Top of LISTED RECORDS

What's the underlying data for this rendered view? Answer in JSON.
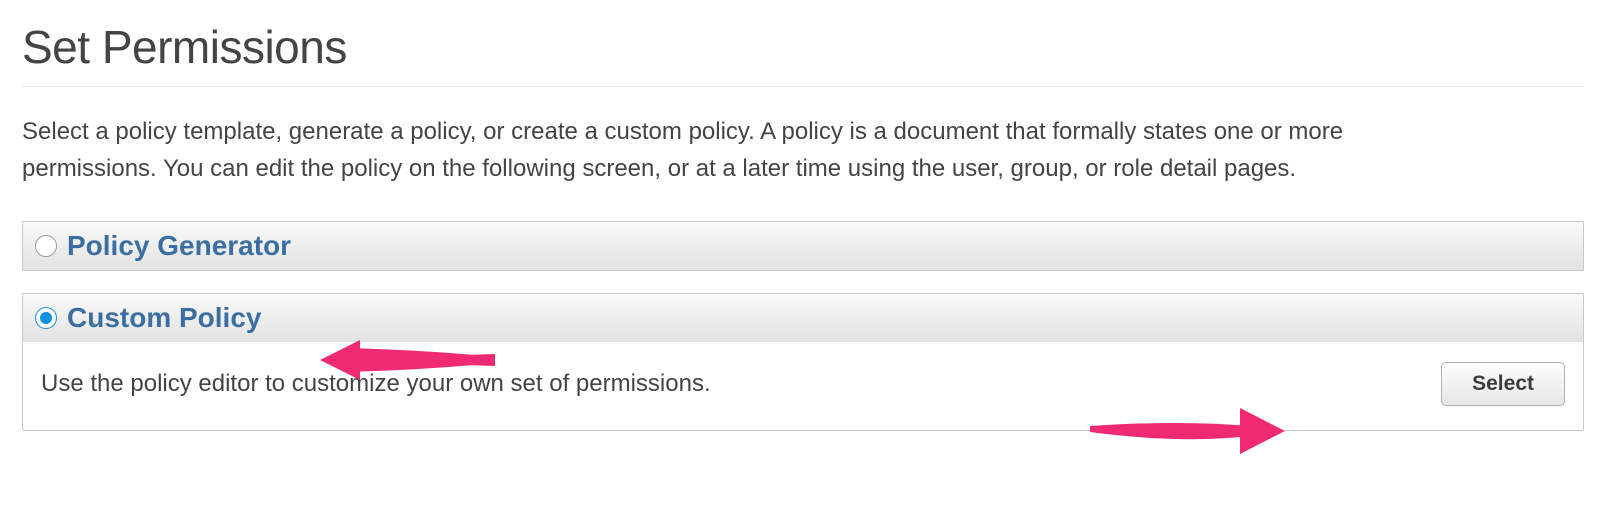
{
  "page": {
    "title": "Set Permissions",
    "intro": "Select a policy template, generate a policy, or create a custom policy. A policy is a document that formally states one or more permissions. You can edit the policy on the following screen, or at a later time using the user, group, or role detail pages."
  },
  "options": {
    "policy_generator": {
      "label": "Policy Generator",
      "selected": false
    },
    "custom_policy": {
      "label": "Custom Policy",
      "selected": true,
      "description": "Use the policy editor to customize your own set of permissions.",
      "button_label": "Select"
    }
  },
  "annotation": {
    "arrow_color": "#ef2a73"
  }
}
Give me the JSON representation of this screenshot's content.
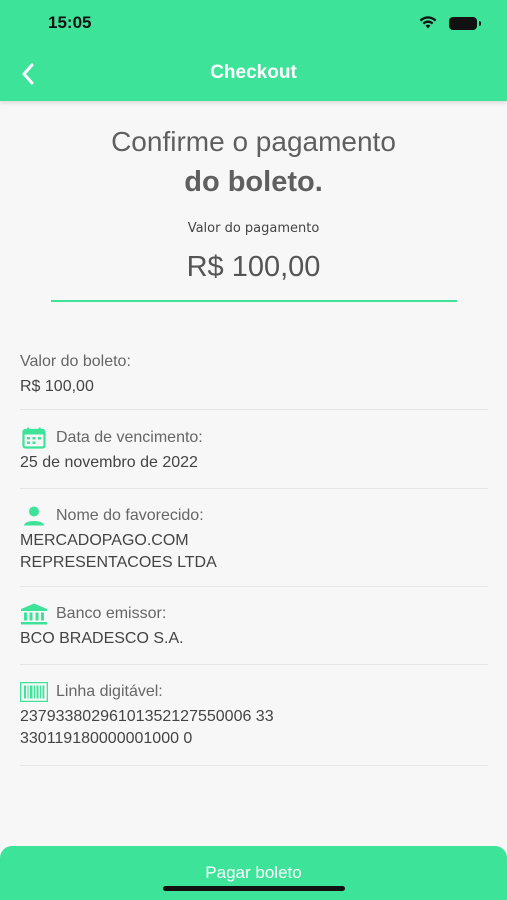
{
  "status": {
    "time": "15:05"
  },
  "header": {
    "title": "Checkout",
    "accent_color": "#3ee39a"
  },
  "confirm": {
    "line1": "Confirme o pagamento",
    "line2": "do boleto.",
    "amount_label": "Valor do pagamento",
    "amount_value": "R$ 100,00"
  },
  "details": {
    "valor": {
      "label": "Valor do boleto:",
      "value": "R$ 100,00"
    },
    "vencimento": {
      "label": "Data de vencimento:",
      "value": "25 de novembro de 2022",
      "icon": "calendar-icon"
    },
    "favorecido": {
      "label": "Nome do favorecido:",
      "value_line1": "MERCADOPAGO.COM",
      "value_line2": "REPRESENTACOES LTDA",
      "icon": "person-icon"
    },
    "banco": {
      "label": "Banco emissor:",
      "value": "BCO BRADESCO S.A.",
      "icon": "bank-icon"
    },
    "linha": {
      "label": "Linha digitável:",
      "value_line1": "23793380296101352127550006 33",
      "value_line2": "330119180000001000 0",
      "icon": "barcode-icon"
    }
  },
  "actions": {
    "pay_label": "Pagar boleto"
  }
}
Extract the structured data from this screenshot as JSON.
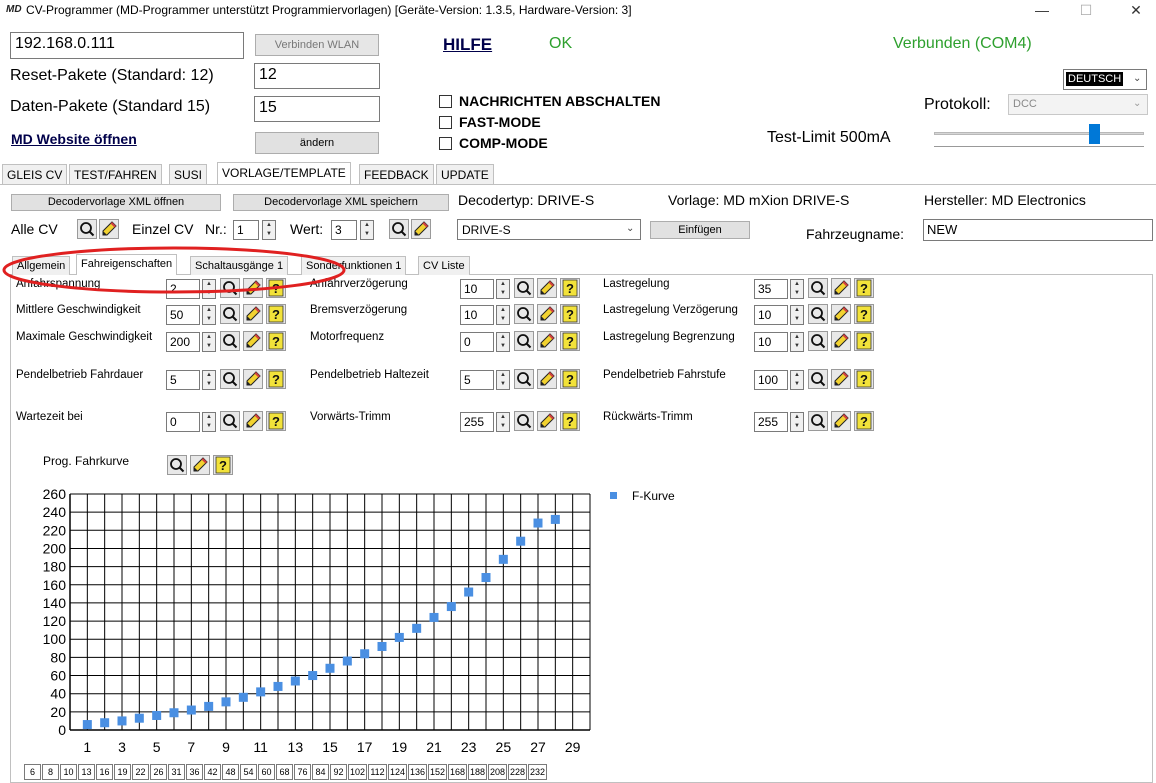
{
  "window": {
    "title": "CV-Programmer (MD-Programmer unterstützt Programmiervorlagen)  [Geräte-Version: 1.3.5, Hardware-Version: 3]",
    "icon_text": "MD",
    "minimize": "—",
    "maximize": "☐",
    "close": "✕"
  },
  "connection": {
    "ip": "192.168.0.111",
    "connect_wlan": "Verbinden WLAN",
    "help": "HILFE",
    "ok": "OK",
    "status": "Verbunden (COM4)",
    "status_color": "#2ea02e"
  },
  "settings": {
    "reset_label": "Reset-Pakete (Standard: 12)",
    "reset_value": "12",
    "data_label": "Daten-Pakete (Standard 15)",
    "data_value": "15",
    "website_link": "MD Website öffnen",
    "change_button": "ändern",
    "mute_messages": "NACHRICHTEN ABSCHALTEN",
    "fast_mode": "FAST-MODE",
    "comp_mode": "COMP-MODE",
    "language": "DEUTSCH",
    "protocol_label": "Protokoll:",
    "protocol_value": "DCC",
    "test_limit": "Test-Limit 500mA",
    "test_limit_level": 0.78
  },
  "main_tabs": [
    "GLEIS CV",
    "TEST/FAHREN",
    "SUSI",
    "VORLAGE/TEMPLATE",
    "FEEDBACK",
    "UPDATE"
  ],
  "template": {
    "open_xml": "Decodervorlage XML öffnen",
    "save_xml": "Decodervorlage XML speichern",
    "decoder_type": "Decodertyp: DRIVE-S",
    "template_name": "Vorlage: MD mXion DRIVE-S",
    "manufacturer": "Hersteller: MD Electronics",
    "all_cv": "Alle CV",
    "single_cv": "Einzel CV",
    "nr_label": "Nr.:",
    "nr_value": "1",
    "value_label": "Wert:",
    "value_value": "3",
    "decoder_select": "DRIVE-S",
    "insert_button": "Einfügen",
    "vehicle_name_label": "Fahrzeugname:",
    "vehicle_name_value": "NEW"
  },
  "sub_tabs": [
    "Allgemein",
    "Fahreigenschaften",
    "Schaltausgänge 1",
    "Sonderfunktionen 1",
    "CV Liste"
  ],
  "params": {
    "col1": [
      {
        "label": "Anfahrspannung",
        "value": "2"
      },
      {
        "label": "Mittlere Geschwindigkeit",
        "value": "50"
      },
      {
        "label": "Maximale Geschwindigkeit",
        "value": "200"
      },
      {
        "label": "Pendelbetrieb Fahrdauer",
        "value": "5"
      },
      {
        "label": "Wartezeit bei",
        "value": "0"
      }
    ],
    "col2": [
      {
        "label": "Anfahrverzögerung",
        "value": "10"
      },
      {
        "label": "Bremsverzögerung",
        "value": "10"
      },
      {
        "label": "Motorfrequenz",
        "value": "0"
      },
      {
        "label": "Pendelbetrieb Haltezeit",
        "value": "5"
      },
      {
        "label": "Vorwärts-Trimm",
        "value": "255"
      }
    ],
    "col3": [
      {
        "label": "Lastregelung",
        "value": "35"
      },
      {
        "label": "Lastregelung Verzögerung",
        "value": "10"
      },
      {
        "label": "Lastregelung Begrenzung",
        "value": "10"
      },
      {
        "label": "Pendelbetrieb Fahrstufe",
        "value": "100"
      },
      {
        "label": "Rückwärts-Trimm",
        "value": "255"
      }
    ]
  },
  "curve": {
    "label": "Prog. Fahrkurve",
    "values": [
      "6",
      "8",
      "10",
      "13",
      "16",
      "19",
      "22",
      "26",
      "31",
      "36",
      "42",
      "48",
      "54",
      "60",
      "68",
      "76",
      "84",
      "92",
      "102",
      "112",
      "124",
      "136",
      "152",
      "168",
      "188",
      "208",
      "228",
      "232"
    ]
  },
  "chart_data": {
    "type": "scatter",
    "title": "",
    "xlabel": "",
    "ylabel": "",
    "xlim": [
      0,
      30
    ],
    "ylim": [
      0,
      260
    ],
    "x_ticks": [
      "1",
      "3",
      "5",
      "7",
      "9",
      "11",
      "13",
      "15",
      "17",
      "19",
      "21",
      "23",
      "25",
      "27",
      "29"
    ],
    "y_ticks": [
      "0",
      "20",
      "40",
      "60",
      "80",
      "100",
      "120",
      "140",
      "160",
      "180",
      "200",
      "220",
      "240",
      "260"
    ],
    "grid": true,
    "legend": "top-right",
    "series": [
      {
        "name": "F-Kurve",
        "color": "#4a8fe2",
        "x": [
          1,
          2,
          3,
          4,
          5,
          6,
          7,
          8,
          9,
          10,
          11,
          12,
          13,
          14,
          15,
          16,
          17,
          18,
          19,
          20,
          21,
          22,
          23,
          24,
          25,
          26,
          27,
          28
        ],
        "y": [
          6,
          8,
          10,
          13,
          16,
          19,
          22,
          26,
          31,
          36,
          42,
          48,
          54,
          60,
          68,
          76,
          84,
          92,
          102,
          112,
          124,
          136,
          152,
          168,
          188,
          208,
          228,
          232
        ]
      }
    ]
  },
  "annotation": {
    "highlight_color": "#e02020"
  }
}
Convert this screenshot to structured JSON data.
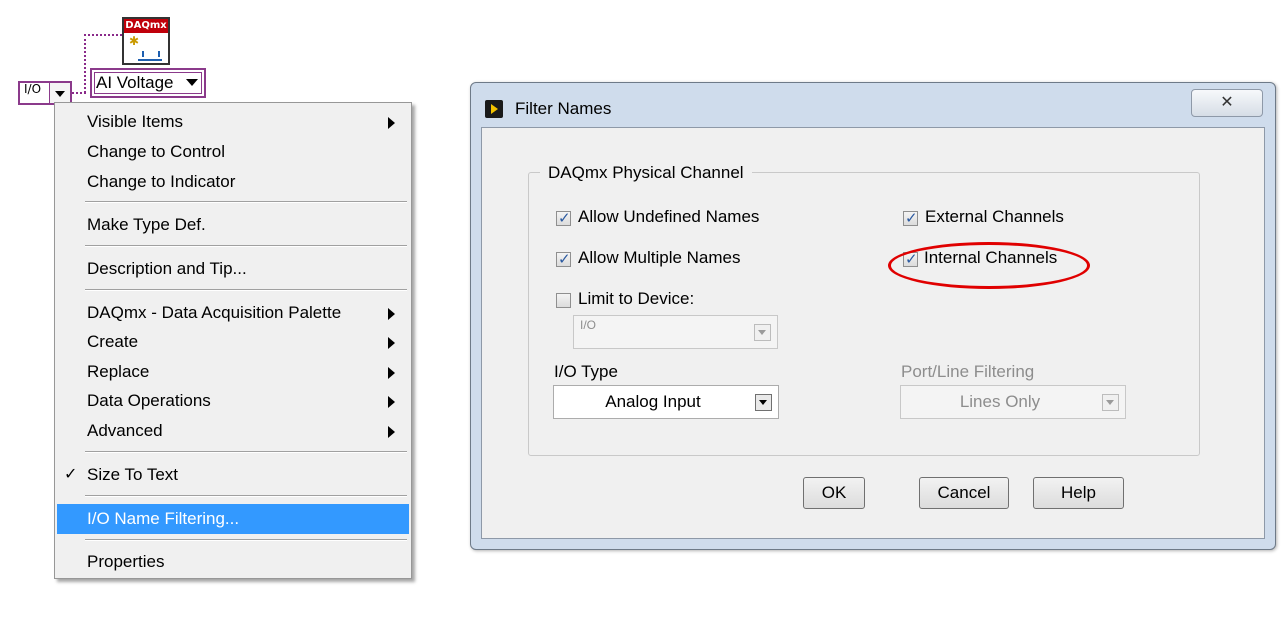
{
  "diagram": {
    "io_constant_glyph": "I/O",
    "daqmx_icon_label": "DAQmx",
    "ai_selector_label": "AI Voltage"
  },
  "menu": {
    "items": [
      {
        "label": "Visible Items",
        "submenu": true
      },
      {
        "label": "Change to Control"
      },
      {
        "label": "Change to Indicator"
      },
      {
        "label": "Make Type Def."
      },
      {
        "label": "Description and Tip..."
      },
      {
        "label": "DAQmx - Data Acquisition Palette",
        "submenu": true
      },
      {
        "label": "Create",
        "submenu": true
      },
      {
        "label": "Replace",
        "submenu": true
      },
      {
        "label": "Data Operations",
        "submenu": true
      },
      {
        "label": "Advanced",
        "submenu": true
      },
      {
        "label": "Size To Text",
        "checked": true
      },
      {
        "label": "I/O Name Filtering...",
        "highlighted": true
      },
      {
        "label": "Properties"
      }
    ],
    "check_glyph": "✓"
  },
  "dialog": {
    "title": "Filter Names",
    "close_glyph": "✕",
    "group_title": "DAQmx Physical Channel",
    "checkboxes": {
      "allow_undefined": {
        "label": "Allow Undefined Names",
        "checked": true
      },
      "allow_multiple": {
        "label": "Allow Multiple Names",
        "checked": true
      },
      "limit_device": {
        "label": "Limit to Device:",
        "checked": false
      },
      "external": {
        "label": "External Channels",
        "checked": true
      },
      "internal": {
        "label": "Internal Channels",
        "checked": true
      }
    },
    "device_combo_value": "I/O",
    "io_type": {
      "label": "I/O Type",
      "value": "Analog Input"
    },
    "port_line": {
      "label": "Port/Line Filtering",
      "value": "Lines Only"
    },
    "buttons": {
      "ok": "OK",
      "cancel": "Cancel",
      "help": "Help"
    }
  },
  "annotation": {
    "color": "#e00000",
    "target": "Internal Channels"
  },
  "colors": {
    "wire": "#8a2a8a",
    "menu_highlight": "#3399ff",
    "dialog_frame": "#cfdcec",
    "checkbox_mark": "#2c5aa0"
  }
}
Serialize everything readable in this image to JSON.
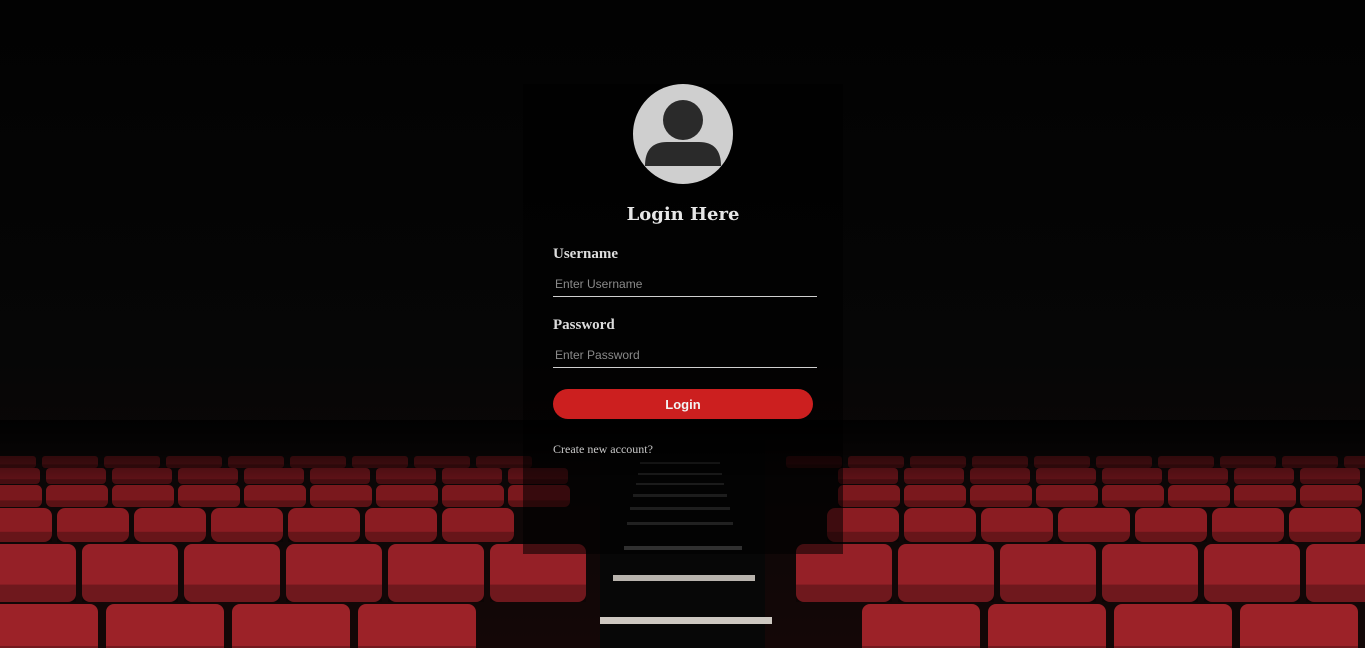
{
  "login": {
    "title": "Login Here",
    "username_label": "Username",
    "username_placeholder": "Enter Username",
    "password_label": "Password",
    "password_placeholder": "Enter Password",
    "button_label": "Login",
    "create_account_link": "Create new account?"
  },
  "theme": {
    "accent": "#cc1f1f",
    "seat_color": "#8e1d22",
    "avatar_bg": "#cfcfcf",
    "avatar_icon": "#2a2a2a"
  },
  "icons": {
    "avatar": "user-silhouette-icon"
  }
}
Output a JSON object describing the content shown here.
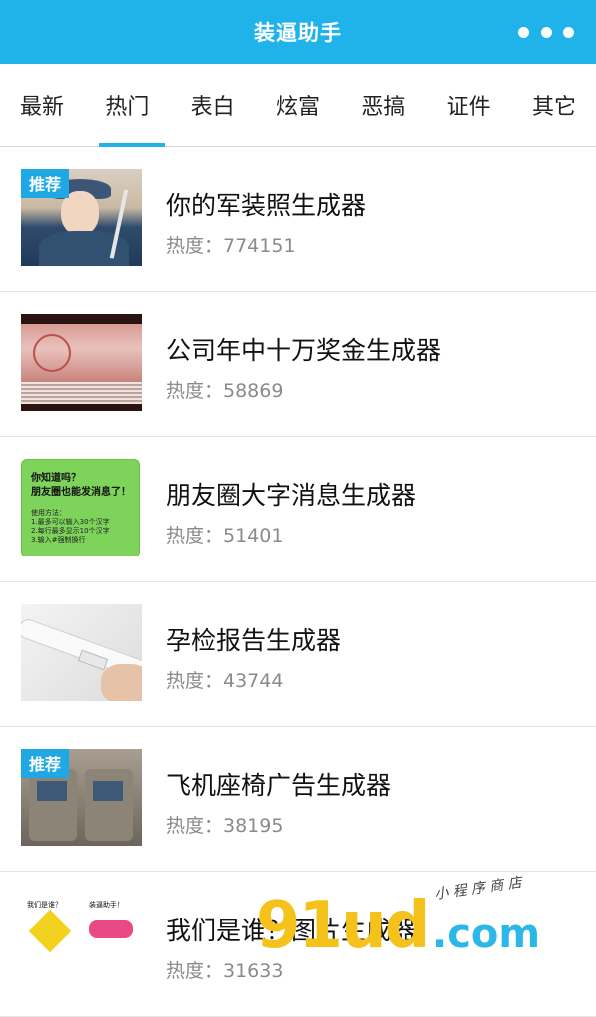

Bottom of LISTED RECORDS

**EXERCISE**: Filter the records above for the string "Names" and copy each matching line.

**ANSWER SECTION**:
    "title": "Filter Names",
        "label": "Allow Undefined Names",
        "label": "Allow Multiple Names",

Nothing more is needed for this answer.